Select and copy out every line in the records containing "Units".

## [Source records]

==========

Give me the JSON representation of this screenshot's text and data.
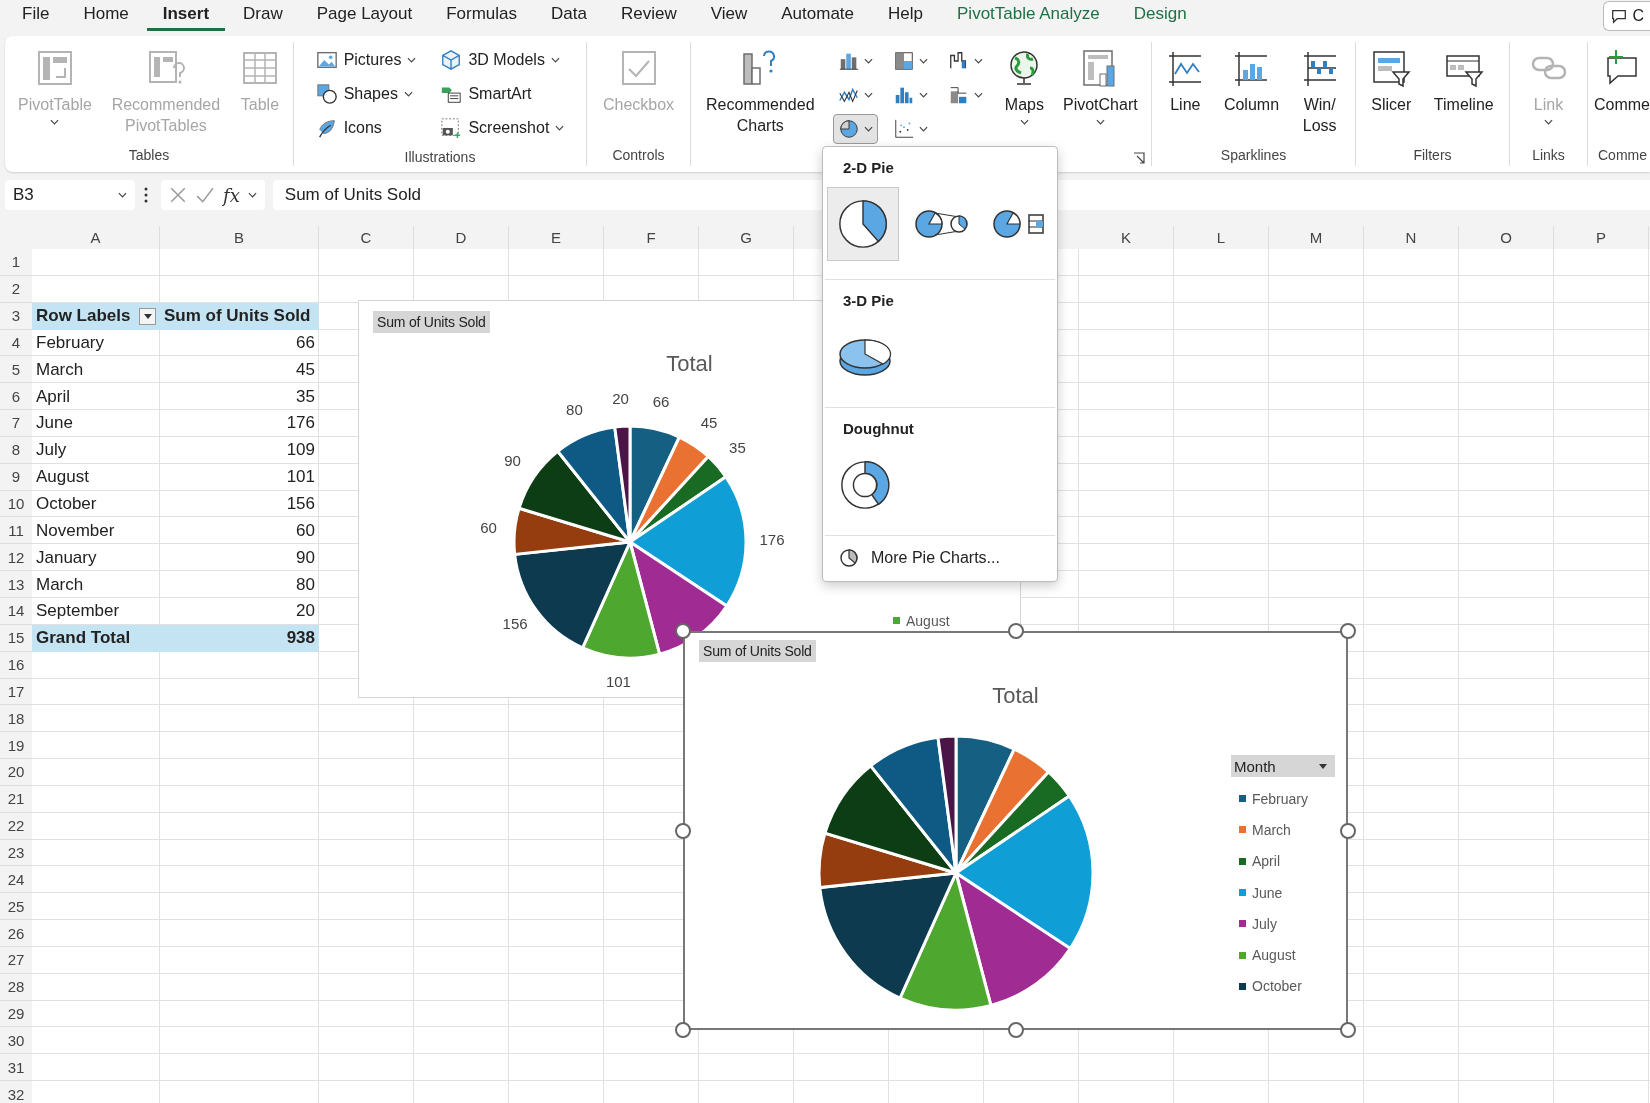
{
  "tabs": [
    {
      "label": "File",
      "selected": false,
      "contextual": false
    },
    {
      "label": "Home",
      "selected": false,
      "contextual": false
    },
    {
      "label": "Insert",
      "selected": true,
      "contextual": false
    },
    {
      "label": "Draw",
      "selected": false,
      "contextual": false
    },
    {
      "label": "Page Layout",
      "selected": false,
      "contextual": false
    },
    {
      "label": "Formulas",
      "selected": false,
      "contextual": false
    },
    {
      "label": "Data",
      "selected": false,
      "contextual": false
    },
    {
      "label": "Review",
      "selected": false,
      "contextual": false
    },
    {
      "label": "View",
      "selected": false,
      "contextual": false
    },
    {
      "label": "Automate",
      "selected": false,
      "contextual": false
    },
    {
      "label": "Help",
      "selected": false,
      "contextual": false
    },
    {
      "label": "PivotTable Analyze",
      "selected": false,
      "contextual": true
    },
    {
      "label": "Design",
      "selected": false,
      "contextual": true
    }
  ],
  "comment_button": {
    "label": "C"
  },
  "ribbon": {
    "groups": [
      {
        "label": "Tables",
        "items": [
          {
            "kind": "large",
            "label": "PivotTable",
            "disabled": true,
            "menu": true
          },
          {
            "kind": "large",
            "label": "Recommended PivotTables",
            "disabled": true,
            "menu": false
          },
          {
            "kind": "large",
            "label": "Table",
            "disabled": true,
            "menu": false
          }
        ]
      },
      {
        "label": "Illustrations",
        "items": [
          {
            "kind": "small",
            "label": "Pictures",
            "disabled": false,
            "menu": true
          },
          {
            "kind": "small",
            "label": "Shapes",
            "disabled": false,
            "menu": true
          },
          {
            "kind": "small",
            "label": "Icons",
            "disabled": false,
            "menu": false
          },
          {
            "kind": "small",
            "label": "3D Models",
            "disabled": false,
            "menu": true
          },
          {
            "kind": "small",
            "label": "SmartArt",
            "disabled": false,
            "menu": false
          },
          {
            "kind": "small",
            "label": "Screenshot",
            "disabled": false,
            "menu": true
          }
        ]
      },
      {
        "label": "Controls",
        "items": [
          {
            "kind": "large",
            "label": "Checkbox",
            "disabled": true,
            "menu": false
          }
        ]
      },
      {
        "launcher": true,
        "items": [
          {
            "kind": "large",
            "label": "Recommended Charts",
            "disabled": false,
            "menu": false
          },
          {
            "kind": "icon",
            "selected": false,
            "menu": true
          },
          {
            "kind": "icon",
            "selected": false,
            "menu": true
          },
          {
            "kind": "icon",
            "selected": true,
            "menu": true
          },
          {
            "kind": "icon",
            "selected": false,
            "menu": true
          },
          {
            "kind": "icon",
            "selected": false,
            "menu": true
          },
          {
            "kind": "icon",
            "selected": false,
            "menu": true
          },
          {
            "kind": "icon",
            "selected": false,
            "menu": true
          },
          {
            "kind": "icon",
            "selected": false,
            "menu": true
          },
          {
            "kind": "large",
            "label": "Maps",
            "disabled": false,
            "menu": true
          },
          {
            "kind": "large",
            "label": "PivotChart",
            "disabled": false,
            "menu": true
          }
        ]
      },
      {
        "label": "Sparklines",
        "items": [
          {
            "kind": "large",
            "label": "Line",
            "disabled": false,
            "menu": false
          },
          {
            "kind": "large",
            "label": "Column",
            "disabled": false,
            "menu": false
          },
          {
            "kind": "large",
            "label": "Win/ Loss",
            "disabled": false,
            "menu": false
          }
        ]
      },
      {
        "label": "Filters",
        "items": [
          {
            "kind": "large",
            "label": "Slicer",
            "disabled": false,
            "menu": false
          },
          {
            "kind": "large",
            "label": "Timeline",
            "disabled": false,
            "menu": false
          }
        ]
      },
      {
        "label": "Links",
        "items": [
          {
            "kind": "large",
            "label": "Link",
            "disabled": true,
            "menu": true
          }
        ]
      },
      {
        "label": "Comme",
        "items": [
          {
            "kind": "large",
            "label": "Comme",
            "disabled": false,
            "menu": false
          }
        ]
      }
    ]
  },
  "formula_bar": {
    "name_box": "B3",
    "function_label": "fx",
    "formula": "Sum of Units Sold"
  },
  "sheet": {
    "columns": [
      "A",
      "B",
      "C",
      "D",
      "E",
      "F",
      "G",
      "K",
      "L",
      "M",
      "N",
      "O",
      "P"
    ],
    "rows": [
      "1",
      "2",
      "3",
      "4",
      "5",
      "6",
      "7",
      "8",
      "9",
      "10",
      "11",
      "12",
      "13",
      "14",
      "15",
      "16",
      "17",
      "18",
      "19",
      "20",
      "21",
      "22",
      "23",
      "24",
      "25",
      "26",
      "27",
      "28",
      "29",
      "30",
      "31",
      "32"
    ]
  },
  "pivot_table": {
    "headers": [
      {
        "label": "Row Labels",
        "filter": true
      },
      {
        "label": "Sum of Units Sold"
      }
    ],
    "rows": [
      {
        "label": "February",
        "value": "66"
      },
      {
        "label": "March",
        "value": "45"
      },
      {
        "label": "April",
        "value": "35"
      },
      {
        "label": "June",
        "value": "176"
      },
      {
        "label": "July",
        "value": "109"
      },
      {
        "label": "August",
        "value": "101"
      },
      {
        "label": "October",
        "value": "156"
      },
      {
        "label": "November",
        "value": "60"
      },
      {
        "label": "January",
        "value": "90"
      },
      {
        "label": "March",
        "value": "80"
      },
      {
        "label": "September",
        "value": "20"
      }
    ],
    "total": {
      "label": "Grand Total",
      "value": "938"
    }
  },
  "charts": [
    {
      "selected": false,
      "chart_data": {
        "type": "pie",
        "title": "Total",
        "series": [
          {
            "name": "Sum of Units Sold",
            "values": [
              7.0,
              4.8,
              3.7,
              18.8,
              11.6,
              10.8,
              16.6,
              6.4,
              9.6,
              8.6,
              2.1
            ]
          }
        ],
        "colors": [
          "#156082",
          "#e97132",
          "#196b24",
          "#0f9ed5",
          "#a02b93",
          "#4ea72e",
          "#0e3a50",
          "#953d0f",
          "#0d3d14",
          "#0e5a85",
          "#4c1548"
        ],
        "value_labels": [
          "66",
          "45",
          "35",
          "176",
          null,
          "101",
          "156",
          "60",
          "90",
          "80",
          "20"
        ]
      },
      "legend": {
        "items": [
          {
            "label": "August",
            "color": "#4ea72e"
          }
        ]
      }
    },
    {
      "selected": true,
      "chart_data": {
        "type": "pie",
        "title": "Total",
        "series": [
          {
            "name": "Sum of Units Sold",
            "values": [
              7.0,
              4.8,
              3.7,
              18.8,
              11.6,
              10.8,
              16.6,
              6.4,
              9.6,
              8.6,
              2.1
            ]
          }
        ],
        "colors": [
          "#156082",
          "#e97132",
          "#196b24",
          "#0f9ed5",
          "#a02b93",
          "#4ea72e",
          "#0e3a50",
          "#953d0f",
          "#0d3d14",
          "#0e5a85",
          "#4c1548"
        ]
      },
      "legend": {
        "header": "Month",
        "items": [
          {
            "label": "February",
            "color": "#156082"
          },
          {
            "label": "March",
            "color": "#e97132"
          },
          {
            "label": "April",
            "color": "#196b24"
          },
          {
            "label": "June",
            "color": "#0f9ed5"
          },
          {
            "label": "July",
            "color": "#a02b93"
          },
          {
            "label": "August",
            "color": "#4ea72e"
          },
          {
            "label": "October",
            "color": "#0e3a50"
          }
        ]
      }
    }
  ],
  "pie_menu": {
    "sections": [
      {
        "title": "2-D Pie",
        "options": [
          {
            "selected": true
          },
          {
            "selected": false
          },
          {
            "selected": false
          }
        ]
      },
      {
        "title": "3-D Pie",
        "options": [
          {
            "selected": false
          }
        ]
      },
      {
        "title": "Doughnut",
        "options": [
          {
            "selected": false
          }
        ]
      }
    ],
    "more": {
      "label": "More Pie Charts..."
    }
  }
}
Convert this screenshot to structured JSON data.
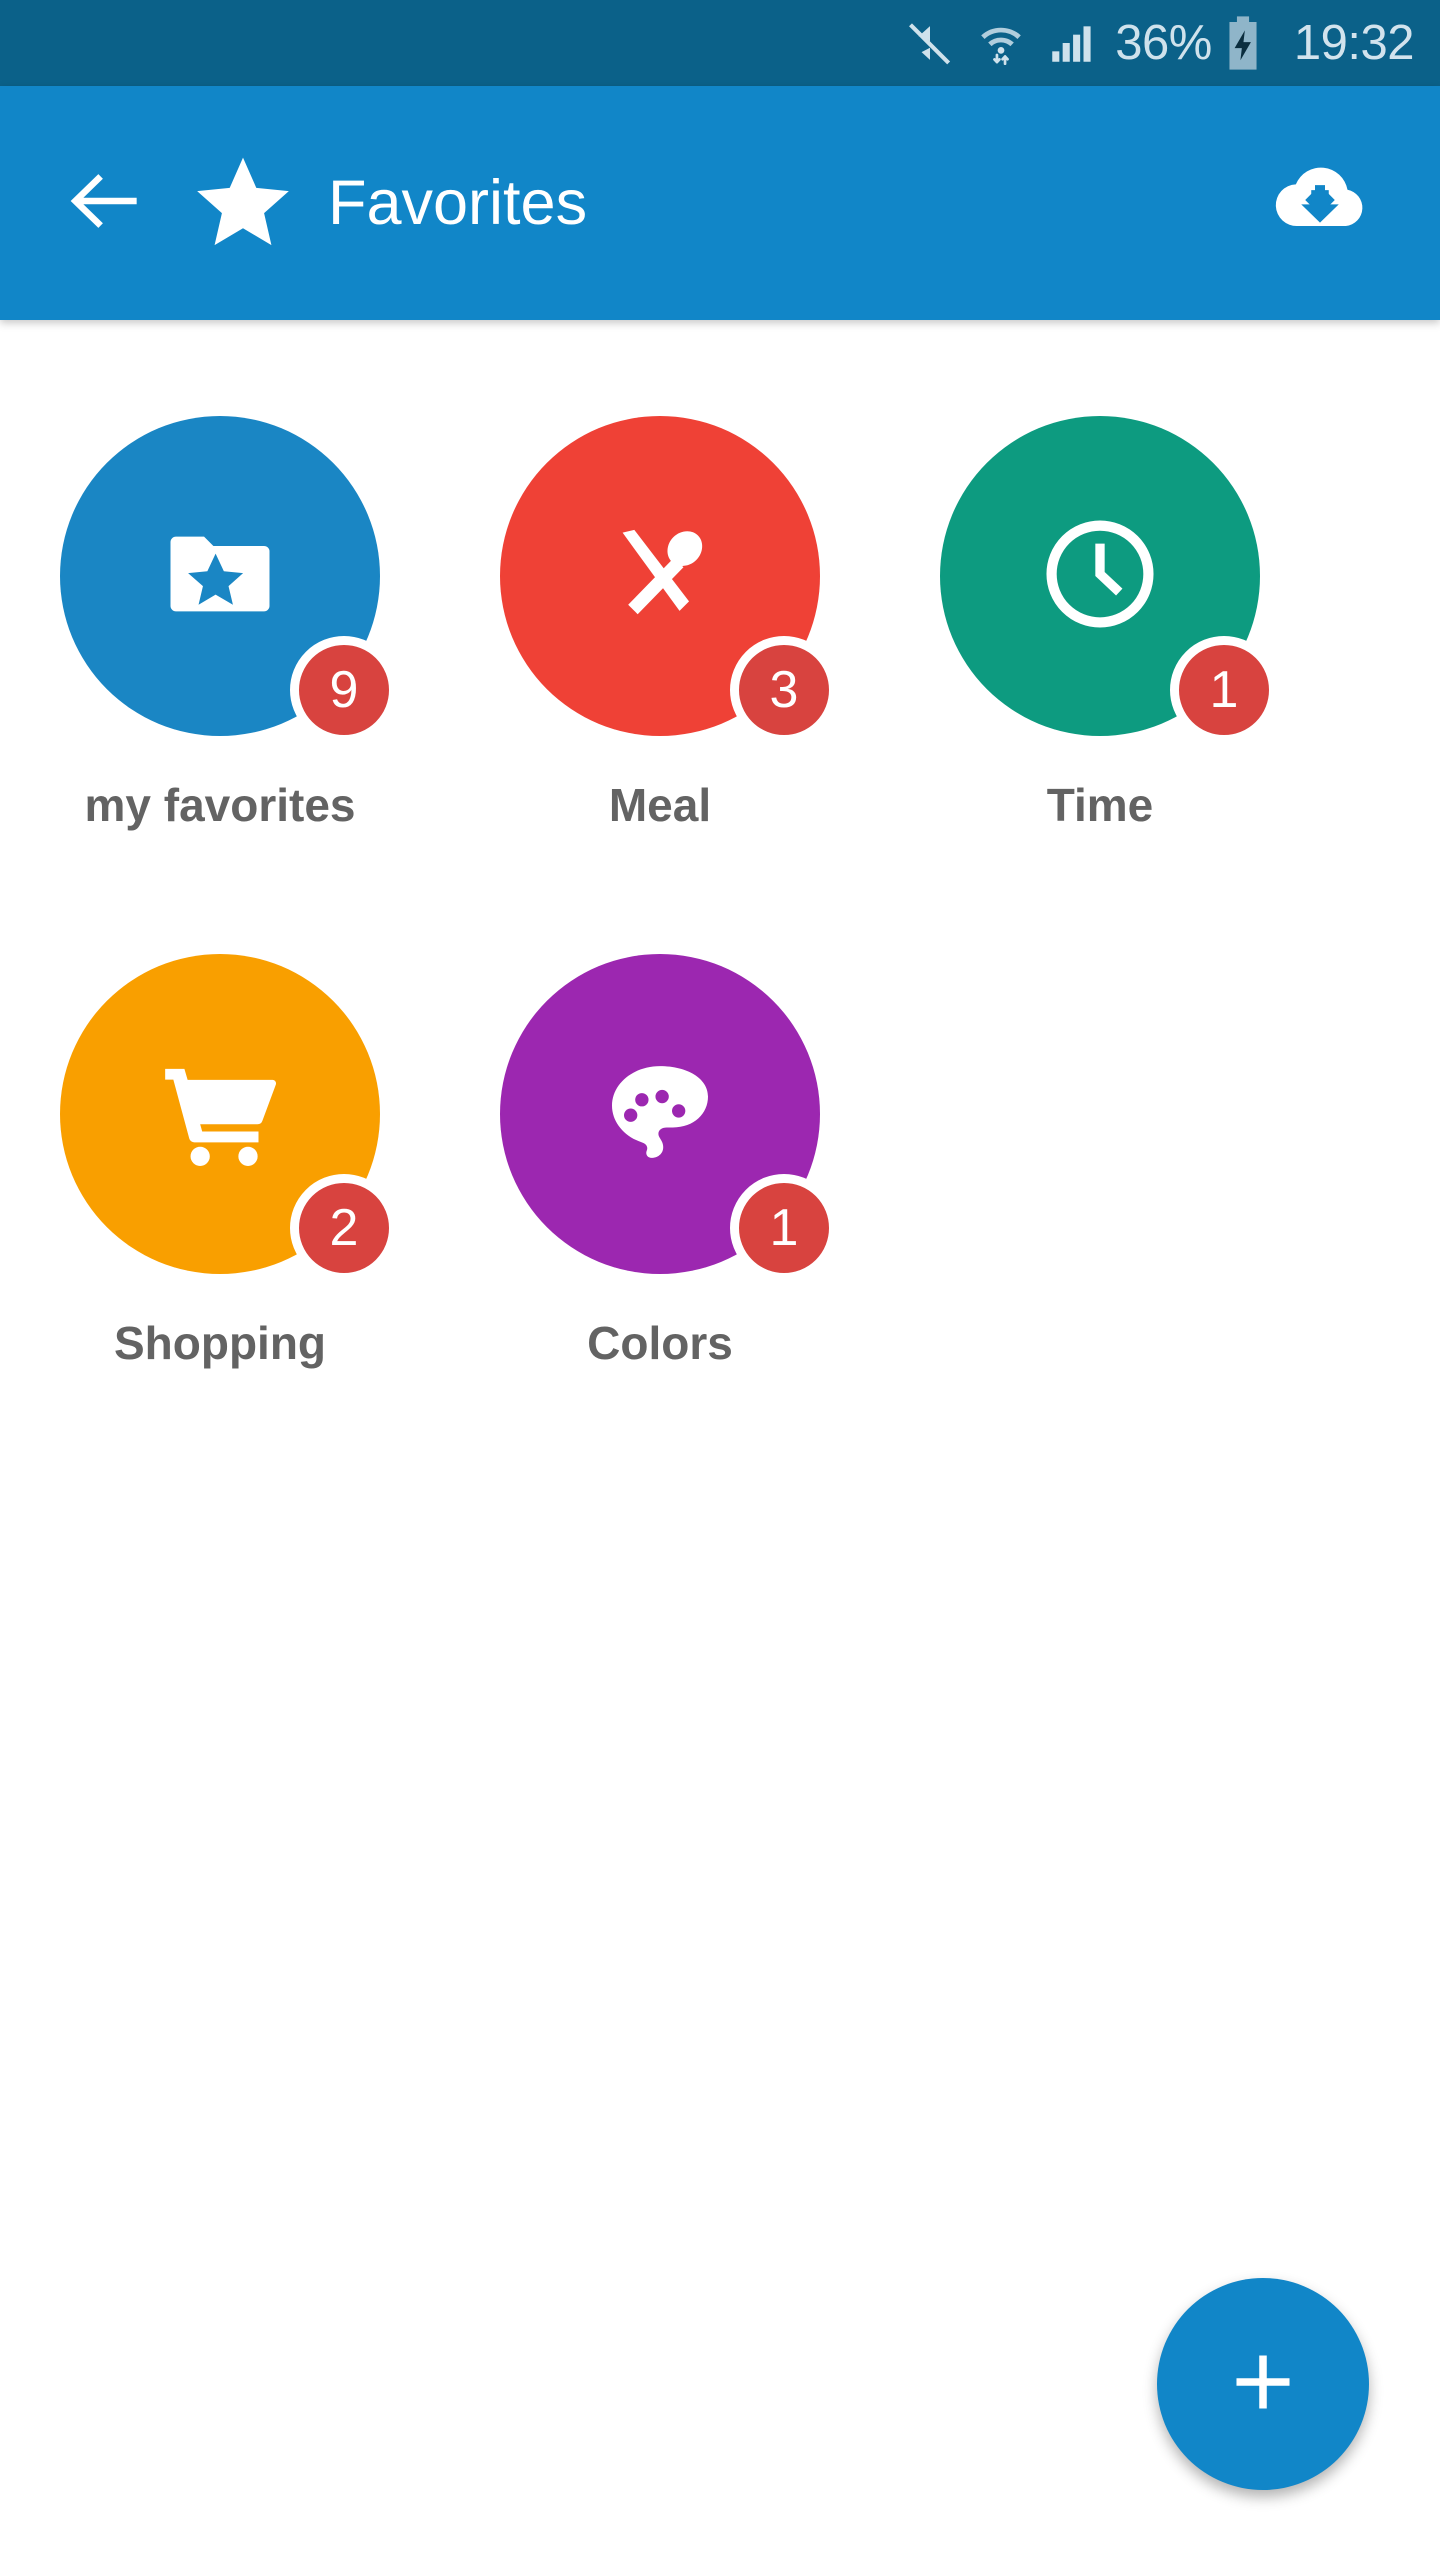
{
  "status_bar": {
    "background_color": "#0b6189",
    "text_color": "#cfe2ec",
    "mute_icon": "mute-icon",
    "wifi_icon": "wifi-transfer-icon",
    "signal_icon": "signal-bars-icon",
    "battery_percent": "36%",
    "battery_icon": "battery-charging-icon",
    "time": "19:32"
  },
  "app_bar": {
    "background_color": "#1186c8",
    "back_icon": "arrow-left-icon",
    "star_icon": "star-icon",
    "title": "Favorites",
    "download_icon": "cloud-download-icon"
  },
  "tiles": [
    {
      "label": "my favorites",
      "badge": "9",
      "color": "#1a86c4",
      "icon": "folder-star-icon"
    },
    {
      "label": "Meal",
      "badge": "3",
      "color": "#ef4136",
      "icon": "cutlery-icon"
    },
    {
      "label": "Time",
      "badge": "1",
      "color": "#0d9b80",
      "icon": "clock-icon"
    },
    {
      "label": "Shopping",
      "badge": "2",
      "color": "#f99f00",
      "icon": "shopping-cart-icon"
    },
    {
      "label": "Colors",
      "badge": "1",
      "color": "#9c27b0",
      "icon": "palette-icon"
    }
  ],
  "badge_color": "#d8433f",
  "label_color": "#636363",
  "fab": {
    "icon": "plus-icon",
    "color": "#1186c8"
  }
}
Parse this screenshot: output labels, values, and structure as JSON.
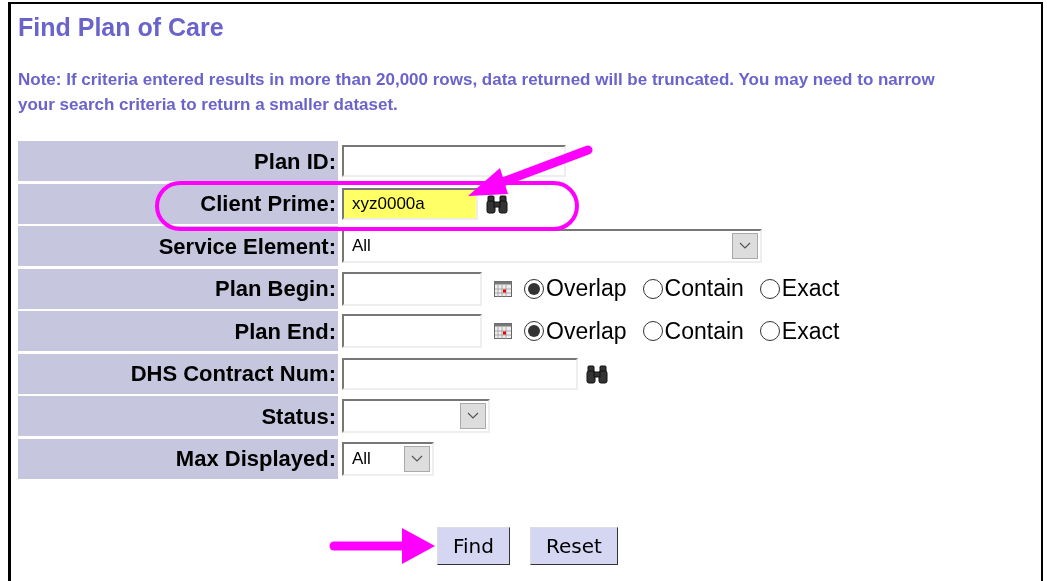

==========

## [Task solution]
    "formula": "Sum of Units Sold"
        "label": "Sum of Units Sold"
            "name": "Sum of Units Sold",
            "name": "Sum of Units Sold",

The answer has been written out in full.